== PROBLEM DESCRIPTION ==
Your answer should consist of the lines holding "this", copied from the material below.

== SUPPLIED MATERIAL ==
|---|
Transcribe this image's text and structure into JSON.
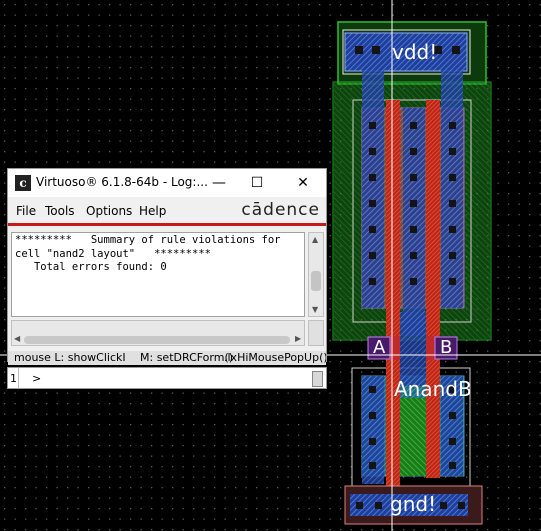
{
  "layout": {
    "net_labels": {
      "vdd": "vdd!",
      "gnd": "gnd!",
      "pin_a": "A",
      "pin_b": "B",
      "output": "AnandB"
    }
  },
  "log_window": {
    "title": "Virtuoso® 6.1.8-64b - Log:...",
    "controls": {
      "minimize": "—",
      "maximize": "☐",
      "close": "✕"
    },
    "menu": [
      {
        "label": "File"
      },
      {
        "label": "Tools"
      },
      {
        "label": "Options"
      },
      {
        "label": "Help"
      }
    ],
    "brand": "cādence",
    "log_text": "*********   Summary of rule violations for\ncell \"nand2 layout\"   *********\n   Total errors found: 0",
    "status": {
      "mouse_l": "mouse L: showClickI",
      "mouse_m": "M: setDRCForm()",
      "mouse_r": ".lxHiMousePopUp()"
    }
  },
  "command_line": {
    "line_number": "1",
    "prompt": ">"
  },
  "colors": {
    "background": "#000000",
    "nwell": "#1ea01e",
    "metal1": "#3a6fd8",
    "poly": "#e03c2a",
    "diffusion": "#b07868",
    "cadence_red": "#c51a1a"
  }
}
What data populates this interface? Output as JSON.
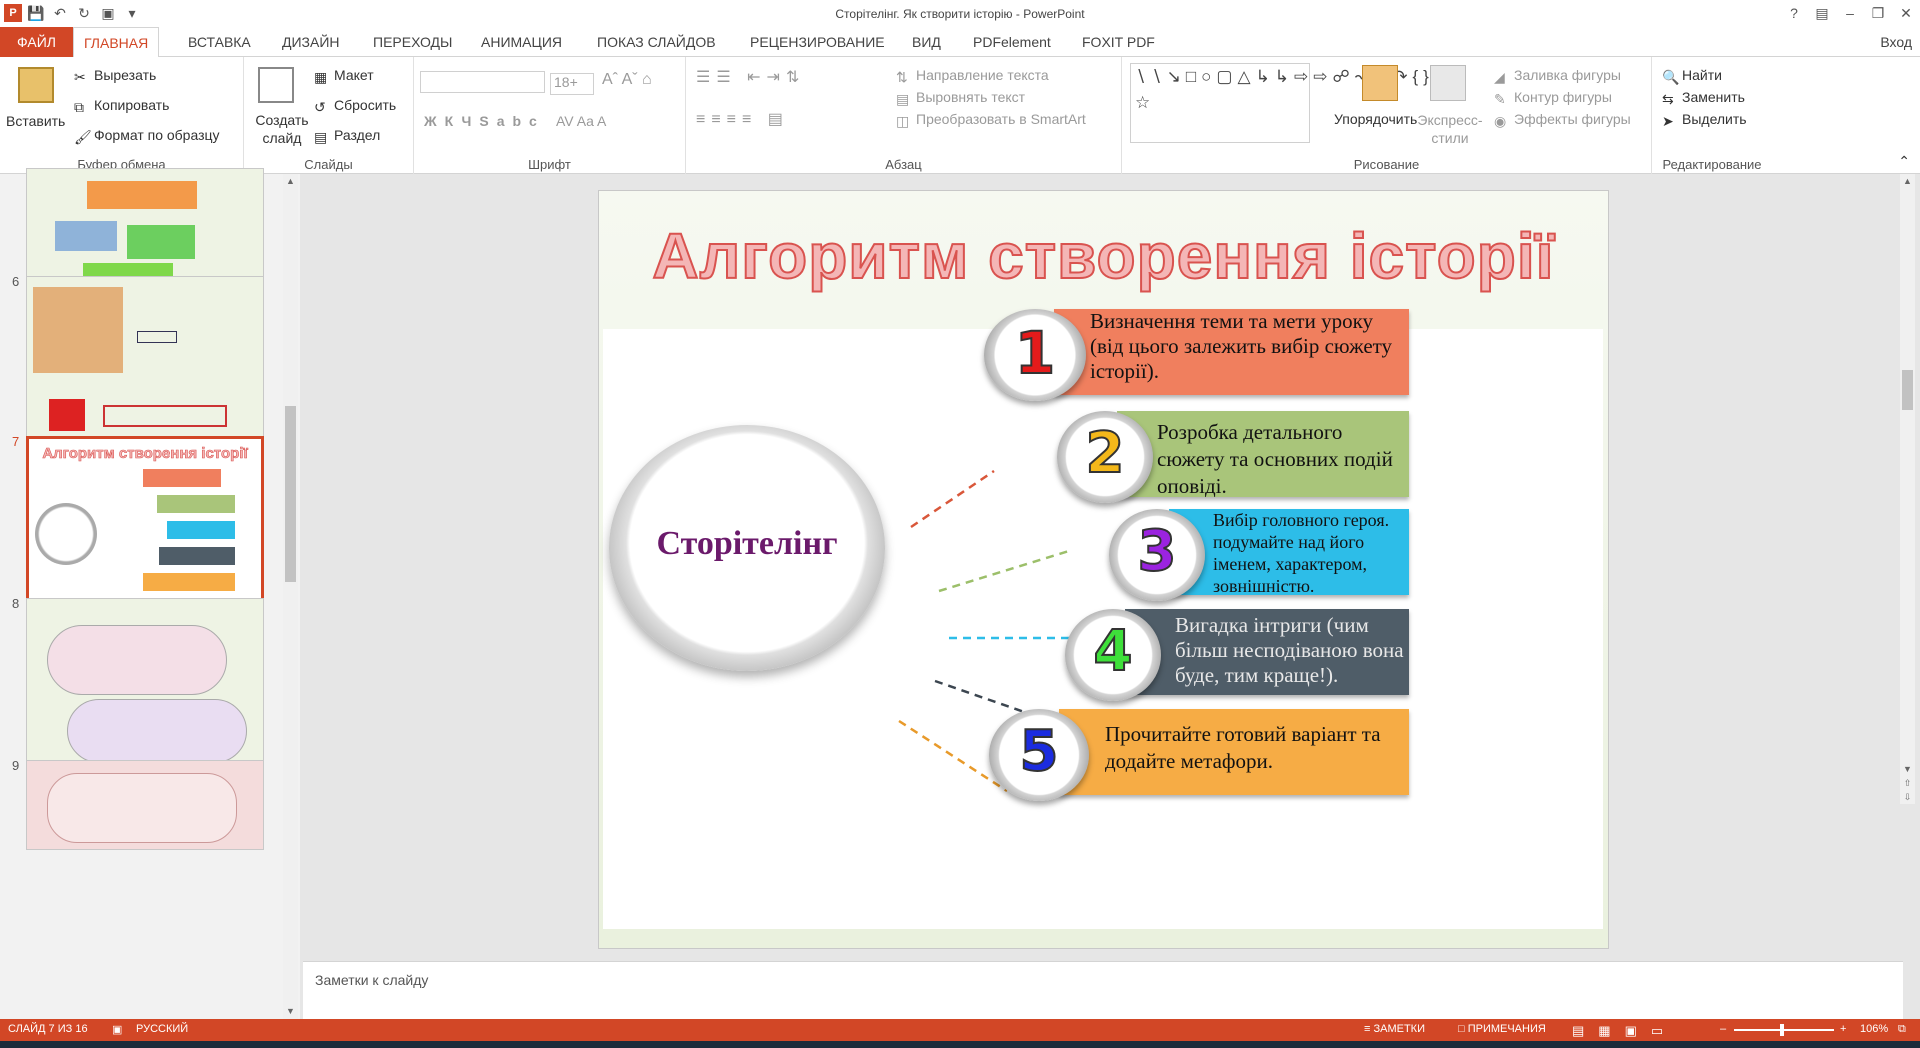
{
  "window": {
    "title": "Сторітелінг. Як створити історію - PowerPoint"
  },
  "tabs": [
    "ФАЙЛ",
    "ГЛАВНАЯ",
    "ВСТАВКА",
    "ДИЗАЙН",
    "ПЕРЕХОДЫ",
    "АНИМАЦИЯ",
    "ПОКАЗ СЛАЙДОВ",
    "РЕЦЕНЗИРОВАНИЕ",
    "ВИД",
    "PDFelement",
    "FOXIT PDF"
  ],
  "signin": "Вход",
  "ribbon": {
    "clipboard": {
      "paste": "Вставить",
      "cut": "Вырезать",
      "copy": "Копировать",
      "format": "Формат по образцу",
      "label": "Буфер обмена"
    },
    "slides": {
      "new": "Создать слайд",
      "layout": "Макет",
      "reset": "Сбросить",
      "section": "Раздел",
      "label": "Слайды"
    },
    "font": {
      "size": "18+",
      "label": "Шрифт"
    },
    "paragraph": {
      "dir": "Направление текста",
      "align": "Выровнять текст",
      "smartart": "Преобразовать в SmartArt",
      "label": "Абзац"
    },
    "drawing": {
      "arrange": "Упорядочить",
      "styles": "Экспресс-стили",
      "fill": "Заливка фигуры",
      "outline": "Контур фигуры",
      "effects": "Эффекты фигуры",
      "label": "Рисование"
    },
    "editing": {
      "find": "Найти",
      "replace": "Заменить",
      "select": "Выделить",
      "label": "Редактирование"
    }
  },
  "thumbnails": {
    "numbers": [
      "6",
      "7",
      "8",
      "9"
    ]
  },
  "slide": {
    "title": "Алгоритм створення історії",
    "hub": "Сторітелінг",
    "steps": [
      {
        "n": "1",
        "text": "Визначення теми та мети уроку (від цього залежить вибір сюжету історії).",
        "color": "#f07f5e"
      },
      {
        "n": "2",
        "text": "Розробка детального сюжету та основних подій оповіді.",
        "color": "#a9c57a"
      },
      {
        "n": "3",
        "text": "Вибір головного героя. подумайте над його іменем, характером, зовнішністю.",
        "color": "#2dbde8"
      },
      {
        "n": "4",
        "text": "Вигадка інтриги (чим більш несподіваною вона буде, тим краще!).",
        "color": "#4f5d68"
      },
      {
        "n": "5",
        "text": "Прочитайте готовий варіант та додайте метафори.",
        "color": "#f6ac45"
      }
    ]
  },
  "notes": "Заметки к слайду",
  "status": {
    "slide": "СЛАЙД 7 ИЗ 16",
    "lang": "РУССКИЙ",
    "notes": "ЗАМЕТКИ",
    "comments": "ПРИМЕЧАНИЯ",
    "zoom": "106%"
  }
}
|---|
== TASK RESPONSE ==
Transcribe this image's text and structure into JSON.
What data populates this interface? Output as JSON.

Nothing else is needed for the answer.